## Brief
Search the entries below for the word "example" and copy each line that has it.
::: Information supplied
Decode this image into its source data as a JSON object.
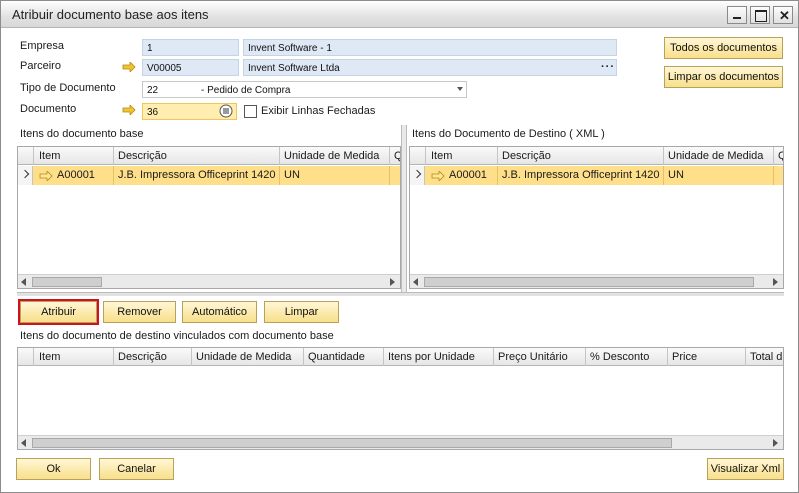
{
  "window": {
    "title": "Atribuir documento base aos itens",
    "close_glyph": "✕"
  },
  "form": {
    "empresa_label": "Empresa",
    "empresa_code": "1",
    "empresa_name": "Invent Software - 1",
    "parceiro_label": "Parceiro",
    "parceiro_code": "V00005",
    "parceiro_name": "Invent Software Ltda",
    "parceiro_more": "···",
    "tipo_label": "Tipo de Documento",
    "tipo_value": "22",
    "tipo_desc": "- Pedido de Compra",
    "documento_label": "Documento",
    "documento_value": "36",
    "exibir_label": "Exibir Linhas Fechadas"
  },
  "actions": {
    "todos": "Todos os documentos",
    "limpar_docs": "Limpar os documentos"
  },
  "base_grid": {
    "title": "Itens do documento base",
    "columns": [
      "Item",
      "Descrição",
      "Unidade de Medida",
      "Qua"
    ],
    "rows": [
      {
        "item": "A00001",
        "descricao": "J.B. Impressora Officeprint 1420",
        "unidade": "UN"
      }
    ]
  },
  "dest_grid": {
    "title": "Itens do Documento de Destino ( XML )",
    "columns": [
      "Item",
      "Descrição",
      "Unidade de Medida",
      "Q"
    ],
    "rows": [
      {
        "item": "A00001",
        "descricao": "J.B. Impressora Officeprint 1420",
        "unidade": "UN"
      }
    ]
  },
  "mid_buttons": {
    "atribuir": "Atribuir",
    "remover": "Remover",
    "automatico": "Automático",
    "limpar": "Limpar"
  },
  "linked_grid": {
    "title": "Itens do documento de destino vinculados com documento base",
    "columns": [
      "Item",
      "Descrição",
      "Unidade de Medida",
      "Quantidade",
      "Itens por Unidade",
      "Preço Unitário",
      "% Desconto",
      "Price",
      "Total d"
    ]
  },
  "footer": {
    "ok": "Ok",
    "cancelar": "Canelar",
    "visualizar": "Visualizar Xml"
  },
  "colors": {
    "accent_yellow": "#f8df8a",
    "row_highlight": "#ffdf8a",
    "field_blue": "#dfe9f6",
    "highlight_red": "#d0101e"
  }
}
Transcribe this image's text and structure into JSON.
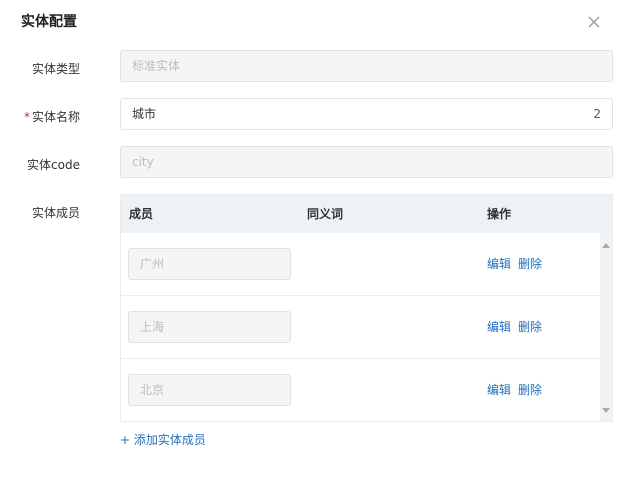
{
  "dialog": {
    "title": "实体配置",
    "close_icon": "close-icon"
  },
  "form": {
    "type": {
      "label": "实体类型",
      "placeholder": "标准实体"
    },
    "name": {
      "required_mark": "*",
      "label": "实体名称",
      "value": "城市",
      "count": "2"
    },
    "code": {
      "label": "实体code",
      "placeholder": "city"
    },
    "members": {
      "label": "实体成员"
    }
  },
  "table": {
    "headers": [
      "成员",
      "同义词",
      "操作"
    ],
    "rows": [
      {
        "member_placeholder": "广州",
        "edit": "编辑",
        "delete": "删除"
      },
      {
        "member_placeholder": "上海",
        "edit": "编辑",
        "delete": "删除"
      },
      {
        "member_placeholder": "北京",
        "edit": "编辑",
        "delete": "删除"
      }
    ]
  },
  "add_member_label": "+ 添加实体成员",
  "colors": {
    "link": "#1f6fbf",
    "required": "#d93026",
    "header_bg": "#eef2f7"
  }
}
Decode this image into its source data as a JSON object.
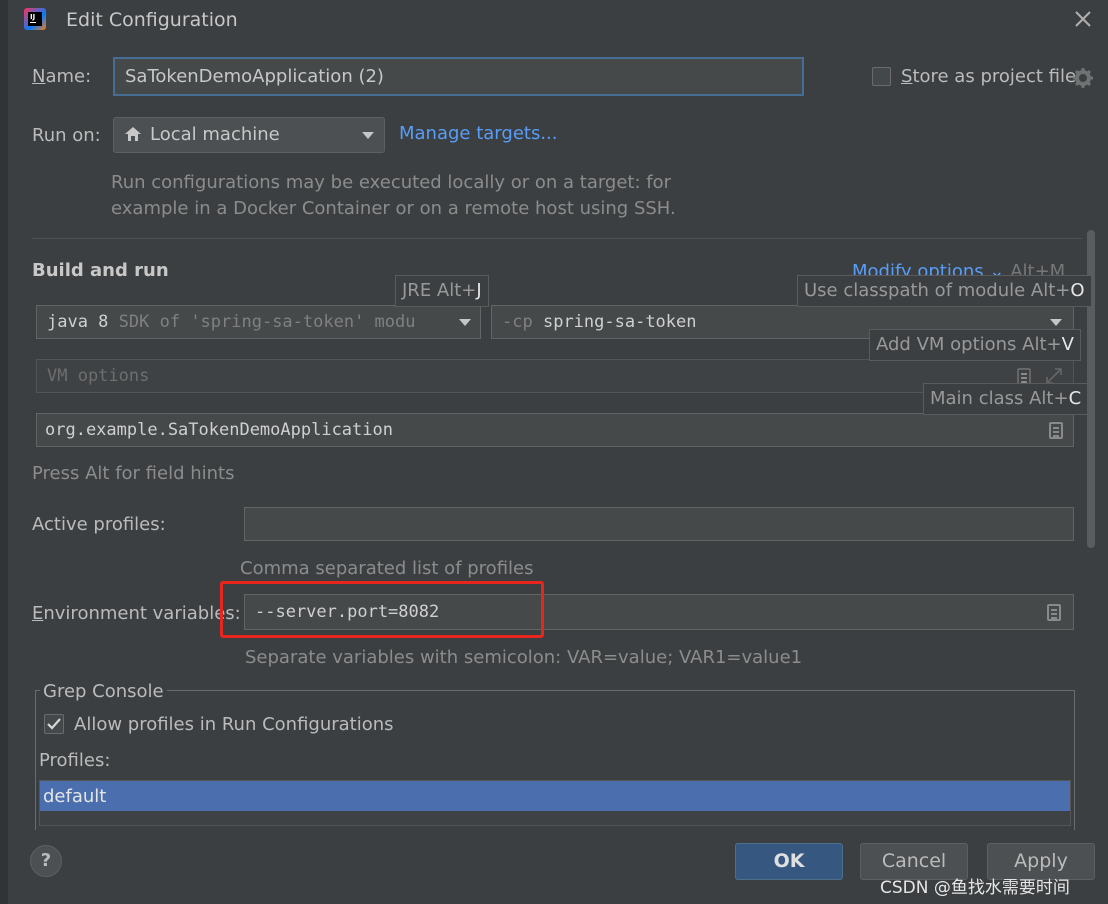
{
  "window": {
    "title": "Edit Configuration"
  },
  "name": {
    "label_pre": "",
    "label_ul": "N",
    "label_post": "ame:",
    "value": "SaTokenDemoApplication (2)"
  },
  "store": {
    "label_ul": "S",
    "label_post": "tore as project file"
  },
  "run_on": {
    "label": "Run on:",
    "value": "Local machine",
    "manage": "Manage targets...",
    "desc_line1": "Run configurations may be executed locally or on a target: for",
    "desc_line2": "example in a Docker Container or on a remote host using SSH."
  },
  "build": {
    "title": "Build and run",
    "modify": "Modify options",
    "modify_key": "Alt+M",
    "jre_prefix": "java 8",
    "jre_suffix": "SDK of 'spring-sa-token' modu",
    "cp_prefix": "-cp",
    "cp_value": "spring-sa-token",
    "vm_placeholder": "VM options",
    "main_class": "org.example.SaTokenDemoApplication",
    "field_hints": "Press Alt for field hints"
  },
  "tooltips": {
    "jre": {
      "text": "JRE Alt+",
      "key": "J"
    },
    "classpath": {
      "text": "Use classpath of module Alt+",
      "key": "O"
    },
    "vm": {
      "text": "Add VM options Alt+",
      "key": "V"
    },
    "main": {
      "text": "Main class Alt+",
      "key": "C"
    }
  },
  "profiles": {
    "label": "Active profiles:",
    "value": "",
    "hint": "Comma separated list of profiles"
  },
  "env": {
    "label_ul": "E",
    "label_post": "nvironment variables:",
    "value": "--server.port=8082",
    "hint": "Separate variables with semicolon: VAR=value; VAR1=value1"
  },
  "grep": {
    "title": "Grep Console",
    "allow": "Allow profiles in Run Configurations",
    "allow_checked": true,
    "profiles_label": "Profiles:",
    "profiles": [
      "default"
    ]
  },
  "buttons": {
    "help": "?",
    "ok": "OK",
    "cancel": "Cancel",
    "apply": "Apply"
  },
  "watermark": "CSDN @鱼找水需要时间",
  "colors": {
    "accent": "#4b6eaf",
    "link": "#589df6",
    "highlight": "#e8261e",
    "selection": "#4b6eaf"
  }
}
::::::
## Result
    "desc_line2": "example in a Docker Container or on a remote host using SSH."
    "main_class": "org.example.SaTokenDemoApplication",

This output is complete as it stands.